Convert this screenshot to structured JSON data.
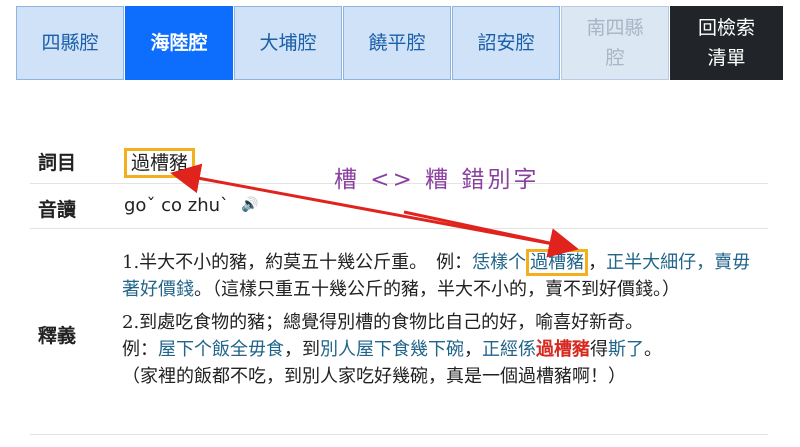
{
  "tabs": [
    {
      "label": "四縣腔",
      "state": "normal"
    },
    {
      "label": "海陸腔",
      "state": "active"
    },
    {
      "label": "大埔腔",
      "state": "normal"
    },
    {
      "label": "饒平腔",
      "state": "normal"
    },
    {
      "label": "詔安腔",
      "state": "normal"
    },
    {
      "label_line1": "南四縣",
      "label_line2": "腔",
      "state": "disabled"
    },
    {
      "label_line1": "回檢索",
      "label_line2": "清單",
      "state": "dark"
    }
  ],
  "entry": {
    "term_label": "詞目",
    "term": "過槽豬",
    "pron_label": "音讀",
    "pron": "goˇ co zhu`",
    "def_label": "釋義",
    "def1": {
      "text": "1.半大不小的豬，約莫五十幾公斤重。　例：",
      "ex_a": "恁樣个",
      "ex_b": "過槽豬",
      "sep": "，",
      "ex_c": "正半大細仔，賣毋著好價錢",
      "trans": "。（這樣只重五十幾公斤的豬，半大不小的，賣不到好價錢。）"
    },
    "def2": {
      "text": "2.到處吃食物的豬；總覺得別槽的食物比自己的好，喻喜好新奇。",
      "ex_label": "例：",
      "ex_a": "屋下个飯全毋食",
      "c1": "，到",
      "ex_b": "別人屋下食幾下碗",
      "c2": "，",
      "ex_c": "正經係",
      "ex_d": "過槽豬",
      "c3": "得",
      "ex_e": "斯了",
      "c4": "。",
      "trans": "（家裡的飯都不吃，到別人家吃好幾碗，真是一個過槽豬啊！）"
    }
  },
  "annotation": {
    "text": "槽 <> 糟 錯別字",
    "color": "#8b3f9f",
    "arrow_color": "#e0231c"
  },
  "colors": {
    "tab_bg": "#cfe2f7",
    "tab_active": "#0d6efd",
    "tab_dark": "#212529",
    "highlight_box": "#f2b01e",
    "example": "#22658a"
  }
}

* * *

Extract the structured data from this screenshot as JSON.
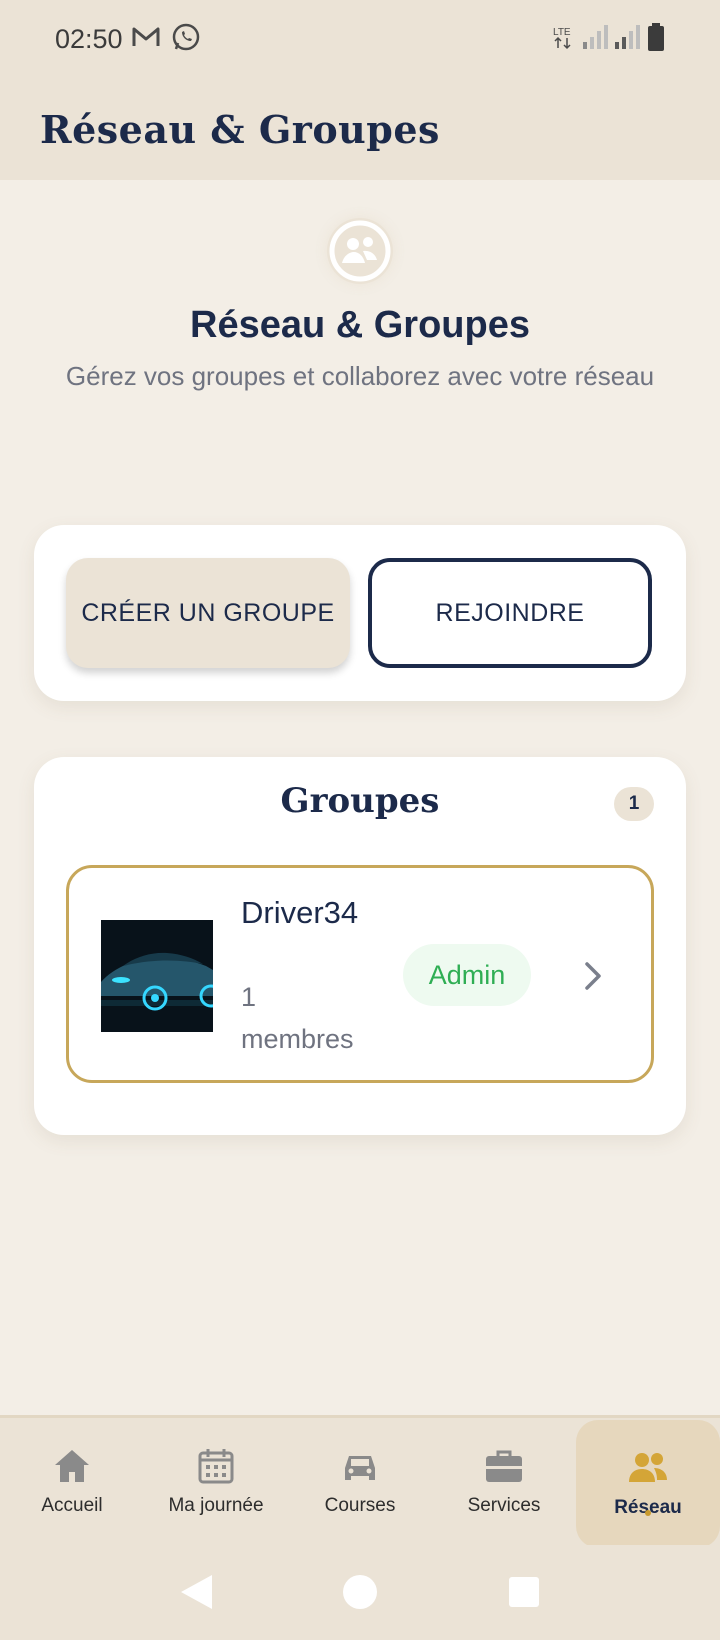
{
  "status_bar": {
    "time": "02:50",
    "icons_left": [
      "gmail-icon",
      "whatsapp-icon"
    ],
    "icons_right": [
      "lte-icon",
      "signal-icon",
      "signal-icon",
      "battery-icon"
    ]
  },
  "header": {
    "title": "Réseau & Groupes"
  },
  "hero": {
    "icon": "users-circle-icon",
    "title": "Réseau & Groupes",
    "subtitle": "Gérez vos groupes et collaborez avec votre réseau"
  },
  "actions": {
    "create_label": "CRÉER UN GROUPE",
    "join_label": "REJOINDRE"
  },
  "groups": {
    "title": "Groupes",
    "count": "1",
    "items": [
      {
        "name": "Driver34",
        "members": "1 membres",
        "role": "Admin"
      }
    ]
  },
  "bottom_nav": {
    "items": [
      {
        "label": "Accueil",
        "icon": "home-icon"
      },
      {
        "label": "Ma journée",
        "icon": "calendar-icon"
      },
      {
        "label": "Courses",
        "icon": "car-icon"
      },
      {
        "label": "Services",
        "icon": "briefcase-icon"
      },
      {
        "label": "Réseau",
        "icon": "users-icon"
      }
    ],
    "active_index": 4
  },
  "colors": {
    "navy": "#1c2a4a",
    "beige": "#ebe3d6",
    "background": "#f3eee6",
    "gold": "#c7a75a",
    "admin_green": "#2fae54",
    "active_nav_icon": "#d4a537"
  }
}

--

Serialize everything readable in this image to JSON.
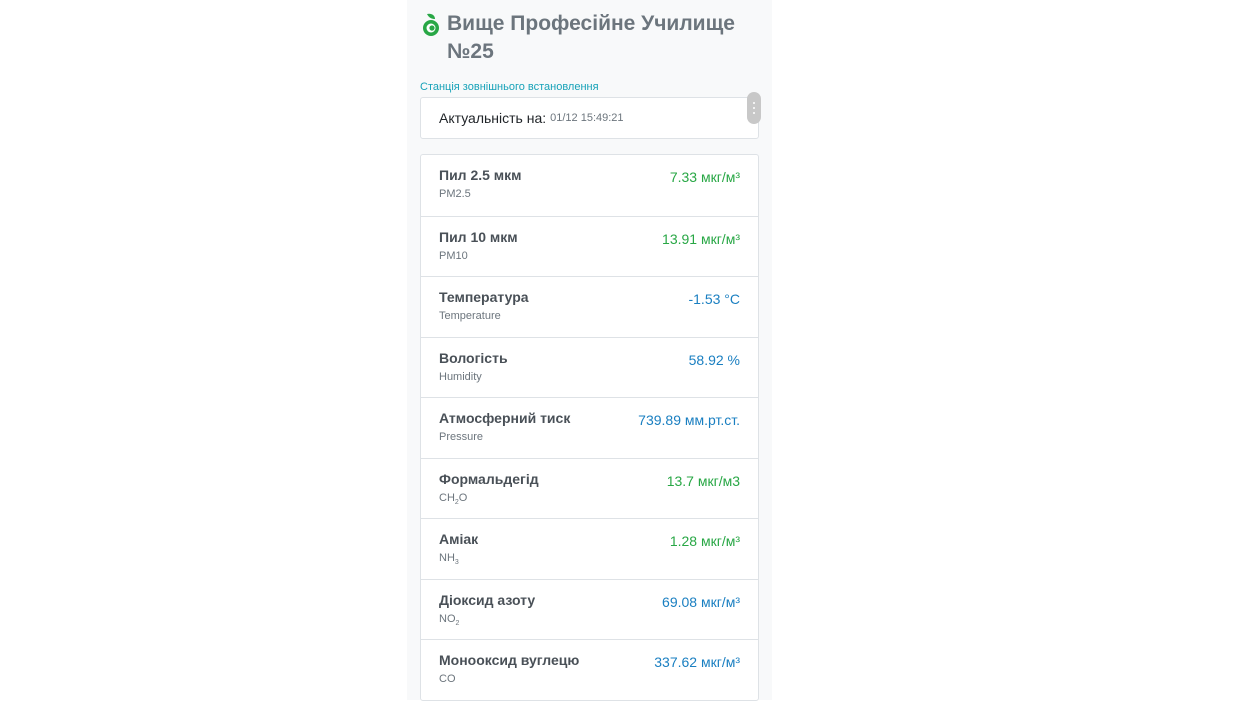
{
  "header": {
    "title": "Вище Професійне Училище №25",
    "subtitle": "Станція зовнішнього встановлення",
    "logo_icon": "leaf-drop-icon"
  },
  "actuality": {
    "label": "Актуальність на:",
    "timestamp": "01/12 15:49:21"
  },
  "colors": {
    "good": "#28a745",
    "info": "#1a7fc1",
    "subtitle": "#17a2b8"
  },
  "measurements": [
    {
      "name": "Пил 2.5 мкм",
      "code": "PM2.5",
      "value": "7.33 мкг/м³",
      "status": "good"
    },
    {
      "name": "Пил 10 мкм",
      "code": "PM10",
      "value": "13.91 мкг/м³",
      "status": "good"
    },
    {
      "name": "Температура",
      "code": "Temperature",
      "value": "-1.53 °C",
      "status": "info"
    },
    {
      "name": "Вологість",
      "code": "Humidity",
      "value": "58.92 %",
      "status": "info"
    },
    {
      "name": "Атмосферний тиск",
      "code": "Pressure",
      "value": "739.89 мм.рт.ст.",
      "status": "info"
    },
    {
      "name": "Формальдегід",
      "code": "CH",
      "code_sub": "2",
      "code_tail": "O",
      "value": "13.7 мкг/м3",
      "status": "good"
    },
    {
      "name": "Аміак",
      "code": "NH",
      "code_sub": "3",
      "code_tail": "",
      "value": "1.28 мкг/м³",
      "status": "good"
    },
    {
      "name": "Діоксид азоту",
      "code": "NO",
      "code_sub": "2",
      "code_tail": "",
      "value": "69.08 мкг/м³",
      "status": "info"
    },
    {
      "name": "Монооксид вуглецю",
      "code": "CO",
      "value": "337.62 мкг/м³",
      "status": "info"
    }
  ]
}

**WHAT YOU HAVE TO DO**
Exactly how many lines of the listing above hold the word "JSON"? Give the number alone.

**WRITTEN RESPONSE**
3